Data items
+++
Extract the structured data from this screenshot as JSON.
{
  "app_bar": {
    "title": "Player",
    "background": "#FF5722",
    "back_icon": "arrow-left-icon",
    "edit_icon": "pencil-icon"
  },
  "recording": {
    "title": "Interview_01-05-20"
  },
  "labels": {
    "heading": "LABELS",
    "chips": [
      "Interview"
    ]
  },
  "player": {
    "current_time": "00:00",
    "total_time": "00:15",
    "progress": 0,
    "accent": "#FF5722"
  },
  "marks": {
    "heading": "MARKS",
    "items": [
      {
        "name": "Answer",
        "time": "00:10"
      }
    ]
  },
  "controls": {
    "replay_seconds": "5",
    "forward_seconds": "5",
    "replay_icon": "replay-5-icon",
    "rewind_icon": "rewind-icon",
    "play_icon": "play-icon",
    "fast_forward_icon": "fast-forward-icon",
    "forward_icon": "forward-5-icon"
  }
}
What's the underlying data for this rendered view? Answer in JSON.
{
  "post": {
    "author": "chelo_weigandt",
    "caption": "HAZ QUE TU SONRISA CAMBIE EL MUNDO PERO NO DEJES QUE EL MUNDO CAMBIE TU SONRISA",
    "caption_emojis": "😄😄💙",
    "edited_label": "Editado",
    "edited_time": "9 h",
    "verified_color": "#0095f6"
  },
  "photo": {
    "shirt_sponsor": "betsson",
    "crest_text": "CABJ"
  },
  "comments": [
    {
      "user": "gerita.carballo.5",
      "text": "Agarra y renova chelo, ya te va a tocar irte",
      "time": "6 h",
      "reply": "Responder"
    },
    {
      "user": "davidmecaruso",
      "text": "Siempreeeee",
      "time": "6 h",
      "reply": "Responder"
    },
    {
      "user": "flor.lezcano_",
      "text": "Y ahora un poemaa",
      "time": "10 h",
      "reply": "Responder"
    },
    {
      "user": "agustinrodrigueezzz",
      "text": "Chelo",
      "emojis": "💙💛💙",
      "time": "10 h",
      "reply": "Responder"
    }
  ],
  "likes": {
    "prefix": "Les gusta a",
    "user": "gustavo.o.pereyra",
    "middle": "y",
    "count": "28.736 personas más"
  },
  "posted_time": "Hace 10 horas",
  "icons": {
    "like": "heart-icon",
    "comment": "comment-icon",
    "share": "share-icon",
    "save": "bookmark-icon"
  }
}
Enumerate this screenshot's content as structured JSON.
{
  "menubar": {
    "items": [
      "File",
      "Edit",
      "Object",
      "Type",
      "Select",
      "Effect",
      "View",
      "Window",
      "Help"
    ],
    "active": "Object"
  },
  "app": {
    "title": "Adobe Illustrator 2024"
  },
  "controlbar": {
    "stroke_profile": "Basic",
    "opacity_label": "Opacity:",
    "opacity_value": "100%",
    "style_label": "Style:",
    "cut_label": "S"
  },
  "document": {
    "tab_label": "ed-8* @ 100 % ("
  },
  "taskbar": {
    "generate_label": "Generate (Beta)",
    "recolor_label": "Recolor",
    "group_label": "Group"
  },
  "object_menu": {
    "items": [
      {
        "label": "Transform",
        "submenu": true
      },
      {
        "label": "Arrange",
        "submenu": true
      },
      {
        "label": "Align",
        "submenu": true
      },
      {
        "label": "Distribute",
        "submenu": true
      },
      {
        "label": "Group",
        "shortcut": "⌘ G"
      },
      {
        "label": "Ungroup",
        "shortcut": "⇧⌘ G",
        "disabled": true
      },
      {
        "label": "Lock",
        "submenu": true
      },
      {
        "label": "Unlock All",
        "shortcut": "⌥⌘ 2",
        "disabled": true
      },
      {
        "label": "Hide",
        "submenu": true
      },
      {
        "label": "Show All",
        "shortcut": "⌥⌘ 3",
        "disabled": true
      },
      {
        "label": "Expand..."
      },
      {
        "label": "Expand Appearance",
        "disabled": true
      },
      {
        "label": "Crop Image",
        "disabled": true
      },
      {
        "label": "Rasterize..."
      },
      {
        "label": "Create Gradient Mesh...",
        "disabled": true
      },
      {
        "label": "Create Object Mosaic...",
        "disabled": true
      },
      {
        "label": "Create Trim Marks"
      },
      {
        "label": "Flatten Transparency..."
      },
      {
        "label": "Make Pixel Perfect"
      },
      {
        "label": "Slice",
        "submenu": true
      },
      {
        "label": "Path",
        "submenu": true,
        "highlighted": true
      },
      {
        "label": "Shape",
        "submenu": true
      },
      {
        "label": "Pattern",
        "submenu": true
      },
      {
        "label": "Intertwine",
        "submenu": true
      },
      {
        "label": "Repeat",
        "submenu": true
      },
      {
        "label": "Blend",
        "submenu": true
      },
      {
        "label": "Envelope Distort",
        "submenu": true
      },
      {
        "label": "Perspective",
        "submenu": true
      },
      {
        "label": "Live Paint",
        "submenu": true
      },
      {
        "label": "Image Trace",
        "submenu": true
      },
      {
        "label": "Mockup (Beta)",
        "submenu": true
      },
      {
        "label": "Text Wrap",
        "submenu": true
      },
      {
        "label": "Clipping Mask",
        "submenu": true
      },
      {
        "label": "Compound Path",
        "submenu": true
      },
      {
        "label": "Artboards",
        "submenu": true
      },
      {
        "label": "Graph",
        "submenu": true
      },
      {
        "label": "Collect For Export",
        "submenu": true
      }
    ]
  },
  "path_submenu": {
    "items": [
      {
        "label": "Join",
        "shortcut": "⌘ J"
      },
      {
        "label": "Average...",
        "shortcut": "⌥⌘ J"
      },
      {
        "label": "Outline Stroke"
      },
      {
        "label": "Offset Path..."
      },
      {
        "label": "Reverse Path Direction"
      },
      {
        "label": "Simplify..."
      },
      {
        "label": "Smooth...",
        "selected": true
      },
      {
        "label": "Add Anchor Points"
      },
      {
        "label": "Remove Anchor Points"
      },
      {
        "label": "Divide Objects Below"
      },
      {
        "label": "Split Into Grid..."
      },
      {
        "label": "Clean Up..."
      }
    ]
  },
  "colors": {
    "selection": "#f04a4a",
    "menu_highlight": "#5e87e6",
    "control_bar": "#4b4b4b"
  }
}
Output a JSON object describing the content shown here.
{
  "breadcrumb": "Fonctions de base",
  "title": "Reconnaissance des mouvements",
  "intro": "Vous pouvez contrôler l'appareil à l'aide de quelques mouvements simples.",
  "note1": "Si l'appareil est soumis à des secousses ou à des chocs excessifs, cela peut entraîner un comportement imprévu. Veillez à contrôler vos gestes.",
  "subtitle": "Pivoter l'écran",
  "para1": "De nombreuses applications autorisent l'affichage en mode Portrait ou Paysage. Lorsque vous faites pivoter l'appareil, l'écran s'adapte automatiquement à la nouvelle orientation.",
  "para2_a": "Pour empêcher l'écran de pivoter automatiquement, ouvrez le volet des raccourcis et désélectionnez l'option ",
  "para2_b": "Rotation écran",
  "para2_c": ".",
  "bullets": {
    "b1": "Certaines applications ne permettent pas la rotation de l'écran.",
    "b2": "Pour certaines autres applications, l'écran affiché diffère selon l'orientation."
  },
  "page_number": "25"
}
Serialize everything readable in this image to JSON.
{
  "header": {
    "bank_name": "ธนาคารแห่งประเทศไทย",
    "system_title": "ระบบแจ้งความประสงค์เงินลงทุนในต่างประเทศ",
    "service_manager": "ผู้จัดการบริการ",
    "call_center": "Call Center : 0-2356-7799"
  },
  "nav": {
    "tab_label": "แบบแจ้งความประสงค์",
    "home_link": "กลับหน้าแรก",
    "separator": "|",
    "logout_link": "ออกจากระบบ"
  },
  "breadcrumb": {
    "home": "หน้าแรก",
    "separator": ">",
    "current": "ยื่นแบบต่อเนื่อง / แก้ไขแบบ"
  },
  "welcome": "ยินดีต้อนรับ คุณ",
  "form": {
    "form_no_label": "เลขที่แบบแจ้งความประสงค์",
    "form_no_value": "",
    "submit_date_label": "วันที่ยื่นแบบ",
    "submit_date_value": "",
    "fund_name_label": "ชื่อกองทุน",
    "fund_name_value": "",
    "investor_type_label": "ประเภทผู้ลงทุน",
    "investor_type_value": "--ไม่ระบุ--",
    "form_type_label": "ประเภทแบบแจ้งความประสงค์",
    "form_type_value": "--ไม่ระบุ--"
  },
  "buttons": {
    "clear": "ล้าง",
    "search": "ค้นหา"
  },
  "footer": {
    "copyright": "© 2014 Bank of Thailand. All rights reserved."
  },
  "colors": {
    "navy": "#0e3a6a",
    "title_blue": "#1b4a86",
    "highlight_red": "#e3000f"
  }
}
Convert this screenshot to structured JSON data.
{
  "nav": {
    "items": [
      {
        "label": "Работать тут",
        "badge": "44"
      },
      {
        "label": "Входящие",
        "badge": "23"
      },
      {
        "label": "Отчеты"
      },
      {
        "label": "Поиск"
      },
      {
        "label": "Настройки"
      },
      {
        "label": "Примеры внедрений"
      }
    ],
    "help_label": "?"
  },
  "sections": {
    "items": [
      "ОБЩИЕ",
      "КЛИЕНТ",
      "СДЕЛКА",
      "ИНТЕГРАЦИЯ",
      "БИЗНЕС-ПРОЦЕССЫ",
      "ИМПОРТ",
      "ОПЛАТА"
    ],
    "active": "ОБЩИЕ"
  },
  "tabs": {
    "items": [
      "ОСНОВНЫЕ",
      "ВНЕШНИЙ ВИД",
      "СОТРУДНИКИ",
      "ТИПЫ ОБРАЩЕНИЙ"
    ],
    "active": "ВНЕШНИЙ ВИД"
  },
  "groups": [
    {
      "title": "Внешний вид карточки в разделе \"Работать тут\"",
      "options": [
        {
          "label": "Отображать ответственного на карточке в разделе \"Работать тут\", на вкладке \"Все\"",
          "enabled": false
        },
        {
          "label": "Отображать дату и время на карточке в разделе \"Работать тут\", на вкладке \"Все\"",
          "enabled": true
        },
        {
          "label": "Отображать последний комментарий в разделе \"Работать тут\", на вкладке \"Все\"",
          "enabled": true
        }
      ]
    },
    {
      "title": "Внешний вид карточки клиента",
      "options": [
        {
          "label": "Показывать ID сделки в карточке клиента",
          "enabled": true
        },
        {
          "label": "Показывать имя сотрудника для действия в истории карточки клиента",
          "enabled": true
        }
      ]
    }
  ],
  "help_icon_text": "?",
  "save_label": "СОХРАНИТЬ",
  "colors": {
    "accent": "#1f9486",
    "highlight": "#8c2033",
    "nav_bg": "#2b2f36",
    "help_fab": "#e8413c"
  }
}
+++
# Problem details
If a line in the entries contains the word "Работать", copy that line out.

# Solution for this task
        "label": "Работать тут",
      "title": "Внешний вид карточки в разделе \"Работать тут\"",
          "label": "Отображать ответственного на карточке в разделе \"Работать тут\", на вкладке \"Все\"",
          "label": "Отображать дату и время на карточке в разделе \"Работать тут\", на вкладке \"Все\"",
          "label": "Отображать последний комментарий в разделе \"Работать тут\", на вкладке \"Все\"",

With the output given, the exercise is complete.